(Sri Lanka brown palm civet, Sri Lanka mountain palm civet, Sri Lankan golden striped-backed palm civet)
The Golden Palm Civet (Paradoxurus zeylonensis) is wholly exclusive to Sri Lanka unlike the other species of Palm Civets found throughout South Asia. The Golden Palm Civet has two morphs, one with a consistent golden brown coat with the tips of the hairs glossy in appearance and the other dark brown in color, both being recorded in Sri Lanka.
This subspecies is known to be highly solitary and nocturnal compared to other subspecies of civets. They are distributed across the island, but are limited to a small portion of Sri Lanka where natural habitats still remain. They are often seen in Sinharaja, Sigiriya, Udawalawe, and Yala. A few isolated groups of civets are found in Wilpattu National Park and Knuckle Hills.
It is commonly found in the lowland rain forest, the evergreen mountain forests and dense monsoon forests; especially seen in the Sinharaja Rain Forest and the Wasgamuwa and Yala National Parks. The Golden Palm Civet is classified as vulnerable on the IUCN Red List is a forest dependant nocturnal, solitary animal that lives mainly on trees, sometimes hunting on the ground for insects and small vertebrates which includes, frogs, birds and lizards in addition to fruits and berries.
Common Palm Civet (Paradoxurus hermaphroditus)
(Asian palm civet, toddy cat, common palm civet)
The common calm civet is a cat-sized mammal growing to about 21 inches in length and weighing about 3.5 kgs. This civet is grayish in colour, with shaggy hair and three rows of black markings that run across its body and more black marking on its ears, feet and snout. Endemic to the Mentawai Islands of Indonesia, these civets are widely found in the Himalayas, Southern China, Philippines, Malay peninsula and Indonesian islands. It’s tolerance and adaptability to extensive habitat change and degradation has made the its population escalating more than other types of civets. These omnivorous mammals feed on rats, insects and vegetation. Though not practiced in Sri Lanka, these civets are used in the Kopi-Luwak (civet coffee) industry in Vietnam, and kept as pets in parts of Indonesia.
Small Indian Civet (Viverricula indica)
tawny grey or greyish brown body, horizontal ring marks on the dorsal and a black and white ringed tail is an unmistakable feature of the small Indian civet. Locals call this civet, Urulewa and it is often seen roaming jungles in search of prey. The ICUN red list of 2016 has recorded this species as of least concern, because of it’s ability to thrive even in fragmented and degrading forests.

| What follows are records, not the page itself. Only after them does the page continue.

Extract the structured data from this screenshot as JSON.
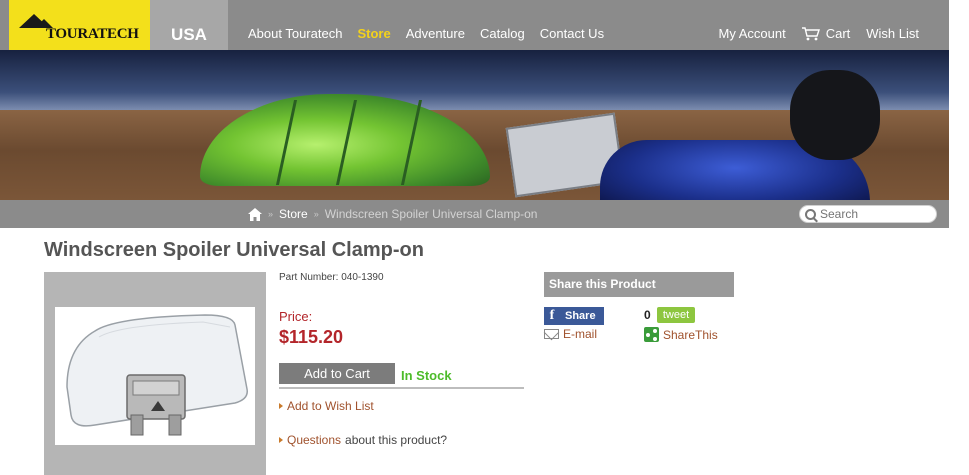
{
  "header": {
    "logo_text": "TOURATECH",
    "region": "USA",
    "nav": [
      "About Touratech",
      "Store",
      "Adventure",
      "Catalog",
      "Contact Us"
    ],
    "active_nav": "Store",
    "account": {
      "my_account": "My Account",
      "cart": "Cart",
      "wish_list": "Wish List"
    }
  },
  "breadcrumb": {
    "store": "Store",
    "current": "Windscreen Spoiler Universal Clamp-on"
  },
  "search": {
    "placeholder": "Search"
  },
  "product": {
    "title": "Windscreen Spoiler Universal Clamp-on",
    "part_number": "Part Number: 040-1390",
    "price_label": "Price:",
    "price": "$115.20",
    "add_to_cart": "Add to Cart",
    "stock": "In Stock",
    "wish_list_link": "Add to Wish List",
    "questions_link": "Questions",
    "questions_rest": "about this product?"
  },
  "share": {
    "heading": "Share this Product",
    "facebook": "Share",
    "email": "E-mail",
    "tweet_count": "0",
    "tweet": "tweet",
    "sharethis": "ShareThis"
  },
  "icons": [
    "home-icon",
    "cart-icon",
    "search-icon",
    "mail-icon",
    "facebook-icon",
    "sharethis-icon"
  ],
  "colors": {
    "brand_yellow": "#f3e01b",
    "header_gray": "#8b8b8b",
    "price_red": "#b3252a",
    "stock_green": "#4dbb2a"
  }
}
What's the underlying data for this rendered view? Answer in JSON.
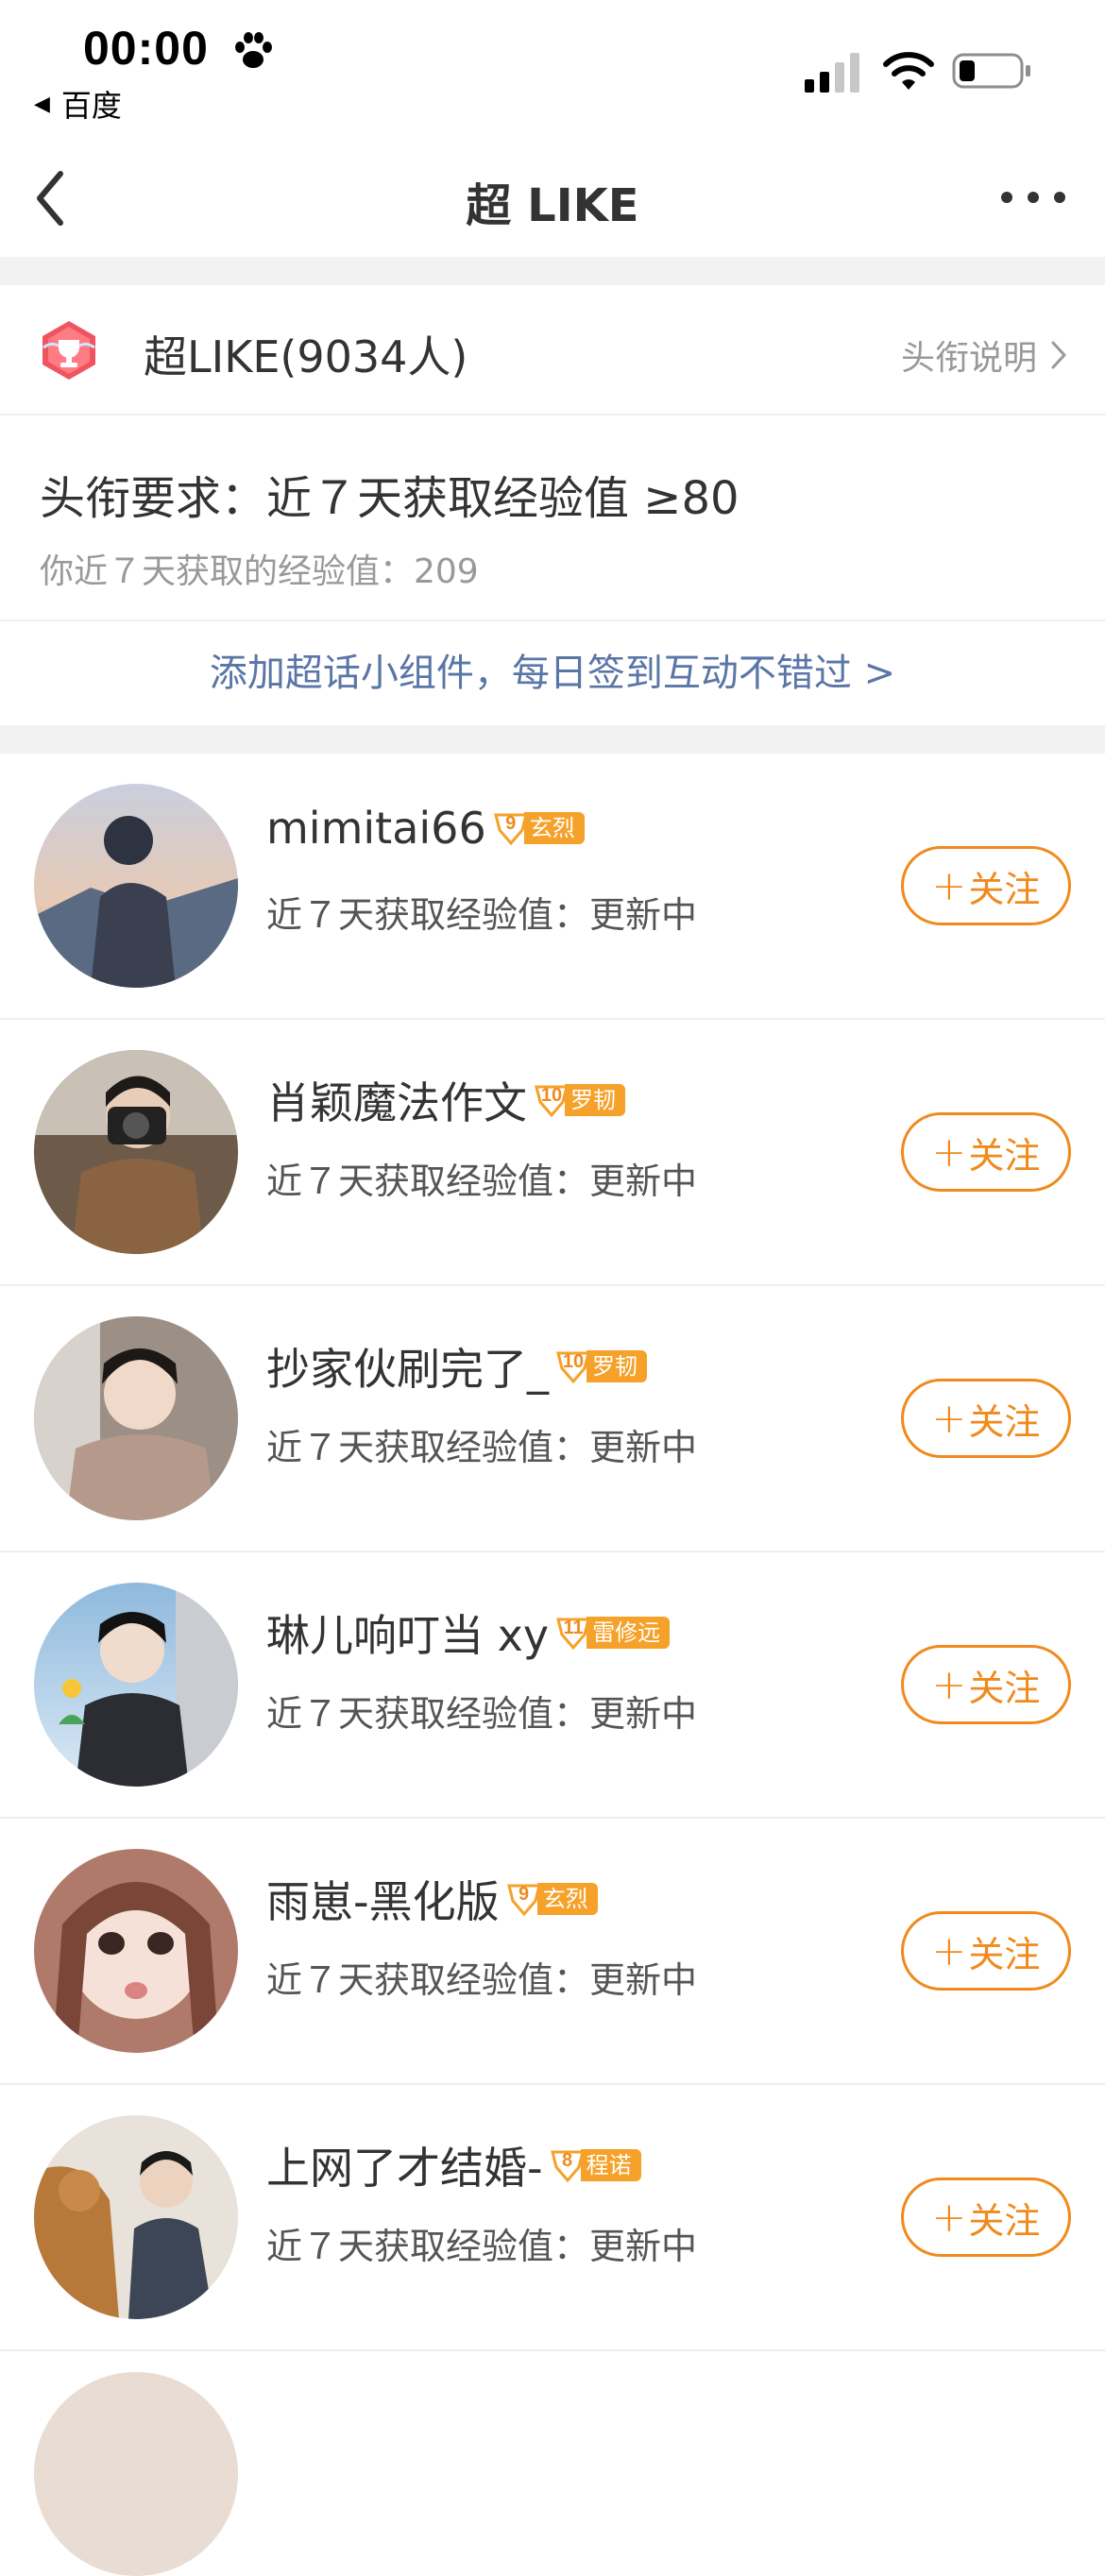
{
  "status_bar": {
    "time": "00:00",
    "back_app": "百度",
    "back_arrow": "◀",
    "icons": [
      "paw-icon",
      "signal-icon",
      "wifi-icon",
      "battery-icon"
    ]
  },
  "nav": {
    "title": "超 LIKE",
    "back_icon": "chevron-left-icon",
    "more_icon": "more-dots-icon"
  },
  "title_card": {
    "title": "超LIKE(9034人)",
    "link": "头衔说明",
    "requirement": "头衔要求：近７天获取经验值 ≥80",
    "my_exp": "你近７天获取的经验值：209",
    "widget_link": "添加超话小组件，每日签到互动不错过 >"
  },
  "users": [
    {
      "name": "mimitai66",
      "level": "9",
      "rank": "玄烈",
      "exp": "近７天获取经验值：更新中",
      "follow": "关注"
    },
    {
      "name": "肖颖魔法作文",
      "level": "10",
      "rank": "罗韧",
      "exp": "近７天获取经验值：更新中",
      "follow": "关注"
    },
    {
      "name": "抄家伙刷完了_",
      "level": "10",
      "rank": "罗韧",
      "exp": "近７天获取经验值：更新中",
      "follow": "关注"
    },
    {
      "name": "琳儿响叮当 xy",
      "level": "11",
      "rank": "雷修远",
      "exp": "近７天获取经验值：更新中",
      "follow": "关注"
    },
    {
      "name": "雨崽-黑化版",
      "level": "9",
      "rank": "玄烈",
      "exp": "近７天获取经验值：更新中",
      "follow": "关注"
    },
    {
      "name": "上网了才结婚-",
      "level": "8",
      "rank": "程诺",
      "exp": "近７天获取经验值：更新中",
      "follow": "关注"
    }
  ],
  "colors": {
    "accent": "#f08a1d",
    "badge": "#f5a12a",
    "link": "#5a76a7",
    "muted": "#999999"
  }
}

Of all the civets in Sri Lanka, this is the most predatory. The small Indian civet is also found in India, Indonesia, Thailand, Myanmar, and parts of China. They have also been recently introduced to islands such as Madagascar and the Comoros islands in Africa. They feed mainly on small vertebrates such as rodents, hares and mouse deers, as well as fruit. These civets are reported to be seen in semi-evergreen and bamboo forests, as well as grasslands, marshlands, and riverine habitats. In Sri Lanka, they are mostly seen around Yala National Park.
Humans And Civets
Civets and humans have crossed paths for years. Decades ago, the glandular secretions of civets was used in the they produce in the perfumery industry, a practice that has seen drastic reduction due to animal rights concerns, and the rise of alternatives in the market. Civets are also used to produce essential oils in countries like India and Thailand for folk medicine and aromatherapy, to treat hormonal imbalances and psychological health.
In Indonesia, civets are used to produce Kopi Luwak, or Kapi Alamid—coffee beans that are collected from the excrement of civets. Known to be a luxurious and aromatic coffee blend, this industry is rapidly growing in popularity and has lead to many palm civets being held in captivity in parts of Southeast Asia. Civets are also hunted for meat in parts of India and extensively in southern parts of China, which has lead to a decline in numbers in recent years.
Luckily none of the aforementioned practices are common in Sri Lanka, which assures a positive future for the fraction of civets who dwell on this island. Civets in Sri Lanka are legally protected under Act No. 30 of the Flora & Fauna Protection Ordinance, which means anyone caught hunting, capturing, or exporting civets can be punished by law.
Civets may not seem as important as other animals to your average citizen, but every animal on this planet contributes to the balance of our ecosystem.
Rtr. Sethil Muhandiram
Reference : http://www.sundaytimes.lk/150301/plus/coffee-civets-and-conservation-137440.html